Since that time the building has had several different names including “The Flat,” “The Beehive,” “The Ritter House,” and the “Resthaven Inn.” All of these were hotels/boarding houses that served travelers on the Valley Turnpike (now US Route 11). Numerous businesses like this existed in county towns. They typically included a restaurant on the first floor and guest rooms on the second and third. Large porches, like the ones seen here, were an added attraction in the days before air conditioning. A large stable would have existed to the rear of the building to accommodate the guest’s mounts and horses available for visitors to utilize during their stay.

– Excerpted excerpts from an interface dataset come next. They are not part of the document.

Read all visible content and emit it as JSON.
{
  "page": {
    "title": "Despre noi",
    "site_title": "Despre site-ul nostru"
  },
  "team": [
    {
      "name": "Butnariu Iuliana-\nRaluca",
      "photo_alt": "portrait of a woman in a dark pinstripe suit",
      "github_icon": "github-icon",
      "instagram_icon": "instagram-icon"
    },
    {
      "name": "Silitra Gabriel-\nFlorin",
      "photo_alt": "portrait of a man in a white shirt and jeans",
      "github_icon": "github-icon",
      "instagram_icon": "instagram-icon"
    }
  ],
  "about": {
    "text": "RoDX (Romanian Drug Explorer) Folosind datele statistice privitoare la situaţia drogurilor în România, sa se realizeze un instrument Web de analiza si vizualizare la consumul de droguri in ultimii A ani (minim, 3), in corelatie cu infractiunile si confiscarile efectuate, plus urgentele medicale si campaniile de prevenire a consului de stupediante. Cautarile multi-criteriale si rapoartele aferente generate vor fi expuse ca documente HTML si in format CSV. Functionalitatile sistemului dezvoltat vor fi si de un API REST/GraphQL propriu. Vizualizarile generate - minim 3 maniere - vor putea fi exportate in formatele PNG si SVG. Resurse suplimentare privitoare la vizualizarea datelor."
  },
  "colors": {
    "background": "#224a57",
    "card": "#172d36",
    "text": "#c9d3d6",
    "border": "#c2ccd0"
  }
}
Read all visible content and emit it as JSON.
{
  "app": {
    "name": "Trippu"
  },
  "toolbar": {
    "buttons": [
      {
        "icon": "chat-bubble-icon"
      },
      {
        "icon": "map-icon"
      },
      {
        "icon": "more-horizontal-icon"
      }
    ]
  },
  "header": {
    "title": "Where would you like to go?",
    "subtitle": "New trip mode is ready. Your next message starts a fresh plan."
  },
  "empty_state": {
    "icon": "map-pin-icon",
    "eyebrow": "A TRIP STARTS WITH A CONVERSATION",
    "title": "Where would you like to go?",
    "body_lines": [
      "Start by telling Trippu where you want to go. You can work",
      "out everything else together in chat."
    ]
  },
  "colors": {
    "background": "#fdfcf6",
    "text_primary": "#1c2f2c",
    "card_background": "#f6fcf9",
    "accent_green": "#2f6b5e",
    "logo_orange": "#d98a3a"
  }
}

In 1892 the building was owned by L.M. Hisey and was operated as the Resthaven Inn. The building appears on the 1908 Sanborn Map of the town which lists the building as a grocery store. In 1915 it is listed as a boarding house and in 1923 is called the “Shenandoah Inn.” Today it is a private residence.